Still “exceptionally complete”, it was inscribed onto UNESCO’s World Heritage List in 2001.

“Saltaire is an outstanding and well preserved example of a mid 19th century industrial town, the concept of which was to exert a major influence on the development of the “garden city” movement,” the record states.

“The layout and architecture of Saltaire admirably reflect mid 19th century philanthropic paternalism, as well as the important role played by the textile industry in economic and social development.”

With mill buildings, workers’ housing, a park and public facilities including a hospital and school, Saltaire provided a model for similar developments both in this country and abroad.

It is the village’s New Mill that is being captured by a photographer in this image. The Grade II*-Listed mill was built in 1868, with an ornate chimney based upon the campanile of the church of Santa Maria Gloriosa dei Frari in Venice.

The River Aire, captured here, flows at one side of it, whilst the Leeds and Liverpool Canal runs between the complex and Salts Mill, which sits opposite, creating “a dramatic enclosed ‘canyon’ effect with the canal running between two tall buildings”, as The Canal and River Trust aptly describes.

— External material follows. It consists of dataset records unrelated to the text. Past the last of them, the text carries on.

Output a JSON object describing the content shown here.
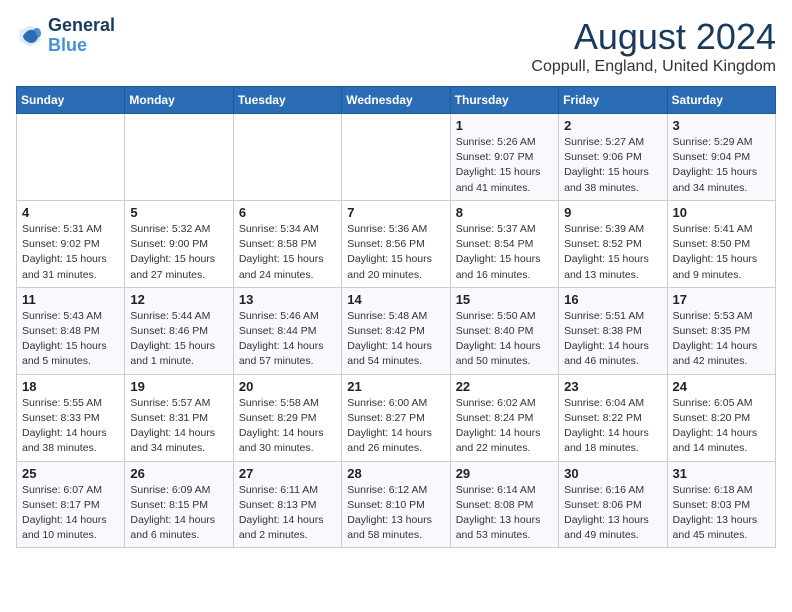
{
  "header": {
    "logo_line1": "General",
    "logo_line2": "Blue",
    "month_year": "August 2024",
    "location": "Coppull, England, United Kingdom"
  },
  "weekdays": [
    "Sunday",
    "Monday",
    "Tuesday",
    "Wednesday",
    "Thursday",
    "Friday",
    "Saturday"
  ],
  "weeks": [
    [
      {
        "day": "",
        "info": ""
      },
      {
        "day": "",
        "info": ""
      },
      {
        "day": "",
        "info": ""
      },
      {
        "day": "",
        "info": ""
      },
      {
        "day": "1",
        "info": "Sunrise: 5:26 AM\nSunset: 9:07 PM\nDaylight: 15 hours\nand 41 minutes."
      },
      {
        "day": "2",
        "info": "Sunrise: 5:27 AM\nSunset: 9:06 PM\nDaylight: 15 hours\nand 38 minutes."
      },
      {
        "day": "3",
        "info": "Sunrise: 5:29 AM\nSunset: 9:04 PM\nDaylight: 15 hours\nand 34 minutes."
      }
    ],
    [
      {
        "day": "4",
        "info": "Sunrise: 5:31 AM\nSunset: 9:02 PM\nDaylight: 15 hours\nand 31 minutes."
      },
      {
        "day": "5",
        "info": "Sunrise: 5:32 AM\nSunset: 9:00 PM\nDaylight: 15 hours\nand 27 minutes."
      },
      {
        "day": "6",
        "info": "Sunrise: 5:34 AM\nSunset: 8:58 PM\nDaylight: 15 hours\nand 24 minutes."
      },
      {
        "day": "7",
        "info": "Sunrise: 5:36 AM\nSunset: 8:56 PM\nDaylight: 15 hours\nand 20 minutes."
      },
      {
        "day": "8",
        "info": "Sunrise: 5:37 AM\nSunset: 8:54 PM\nDaylight: 15 hours\nand 16 minutes."
      },
      {
        "day": "9",
        "info": "Sunrise: 5:39 AM\nSunset: 8:52 PM\nDaylight: 15 hours\nand 13 minutes."
      },
      {
        "day": "10",
        "info": "Sunrise: 5:41 AM\nSunset: 8:50 PM\nDaylight: 15 hours\nand 9 minutes."
      }
    ],
    [
      {
        "day": "11",
        "info": "Sunrise: 5:43 AM\nSunset: 8:48 PM\nDaylight: 15 hours\nand 5 minutes."
      },
      {
        "day": "12",
        "info": "Sunrise: 5:44 AM\nSunset: 8:46 PM\nDaylight: 15 hours\nand 1 minute."
      },
      {
        "day": "13",
        "info": "Sunrise: 5:46 AM\nSunset: 8:44 PM\nDaylight: 14 hours\nand 57 minutes."
      },
      {
        "day": "14",
        "info": "Sunrise: 5:48 AM\nSunset: 8:42 PM\nDaylight: 14 hours\nand 54 minutes."
      },
      {
        "day": "15",
        "info": "Sunrise: 5:50 AM\nSunset: 8:40 PM\nDaylight: 14 hours\nand 50 minutes."
      },
      {
        "day": "16",
        "info": "Sunrise: 5:51 AM\nSunset: 8:38 PM\nDaylight: 14 hours\nand 46 minutes."
      },
      {
        "day": "17",
        "info": "Sunrise: 5:53 AM\nSunset: 8:35 PM\nDaylight: 14 hours\nand 42 minutes."
      }
    ],
    [
      {
        "day": "18",
        "info": "Sunrise: 5:55 AM\nSunset: 8:33 PM\nDaylight: 14 hours\nand 38 minutes."
      },
      {
        "day": "19",
        "info": "Sunrise: 5:57 AM\nSunset: 8:31 PM\nDaylight: 14 hours\nand 34 minutes."
      },
      {
        "day": "20",
        "info": "Sunrise: 5:58 AM\nSunset: 8:29 PM\nDaylight: 14 hours\nand 30 minutes."
      },
      {
        "day": "21",
        "info": "Sunrise: 6:00 AM\nSunset: 8:27 PM\nDaylight: 14 hours\nand 26 minutes."
      },
      {
        "day": "22",
        "info": "Sunrise: 6:02 AM\nSunset: 8:24 PM\nDaylight: 14 hours\nand 22 minutes."
      },
      {
        "day": "23",
        "info": "Sunrise: 6:04 AM\nSunset: 8:22 PM\nDaylight: 14 hours\nand 18 minutes."
      },
      {
        "day": "24",
        "info": "Sunrise: 6:05 AM\nSunset: 8:20 PM\nDaylight: 14 hours\nand 14 minutes."
      }
    ],
    [
      {
        "day": "25",
        "info": "Sunrise: 6:07 AM\nSunset: 8:17 PM\nDaylight: 14 hours\nand 10 minutes."
      },
      {
        "day": "26",
        "info": "Sunrise: 6:09 AM\nSunset: 8:15 PM\nDaylight: 14 hours\nand 6 minutes."
      },
      {
        "day": "27",
        "info": "Sunrise: 6:11 AM\nSunset: 8:13 PM\nDaylight: 14 hours\nand 2 minutes."
      },
      {
        "day": "28",
        "info": "Sunrise: 6:12 AM\nSunset: 8:10 PM\nDaylight: 13 hours\nand 58 minutes."
      },
      {
        "day": "29",
        "info": "Sunrise: 6:14 AM\nSunset: 8:08 PM\nDaylight: 13 hours\nand 53 minutes."
      },
      {
        "day": "30",
        "info": "Sunrise: 6:16 AM\nSunset: 8:06 PM\nDaylight: 13 hours\nand 49 minutes."
      },
      {
        "day": "31",
        "info": "Sunrise: 6:18 AM\nSunset: 8:03 PM\nDaylight: 13 hours\nand 45 minutes."
      }
    ]
  ]
}
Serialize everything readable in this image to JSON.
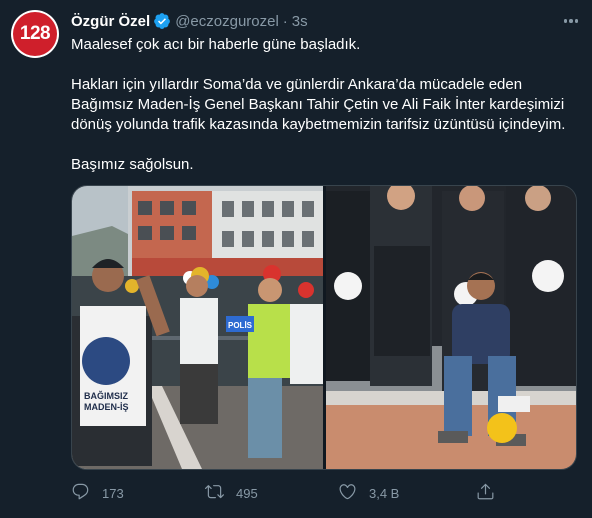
{
  "tweet": {
    "avatar_text": "128",
    "author_name": "Özgür Özel",
    "author_handle": "@eczozgurozel",
    "separator": "·",
    "time": "3s",
    "paragraphs": [
      "Maalesef çok acı bir haberle güne başladık.",
      "Hakları için yıllardır Soma’da ve günlerdir Ankara’da mücadele eden Bağımsız Maden-İş Genel Başkanı Tahir Çetin ve Ali Faik İnter kardeşimizi dönüş yolunda trafik kazasında kaybetmemizin tarifsiz üzüntüsü içindeyim.",
      "Başımız sağolsun."
    ],
    "photo_left_vest_text": "BAĞIMSIZ MADEN-İŞ",
    "photo_left_sign_text": "POLİS",
    "actions": {
      "reply_count": "173",
      "retweet_count": "495",
      "like_count": "3,4 B"
    },
    "colors": {
      "background": "#15202b",
      "secondary_text": "#8899a6",
      "verified": "#1da1f2",
      "avatar_red": "#cf1f2b"
    }
  }
}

Part of one of just 31 United Kingdom listed UNESCO World Heritage sites, this impressive location is certainly worthy of a visit.

Technical details: Nikon D3s with 28-70mm lens and exposure of 20th at f18, the camera rated at 200ISO.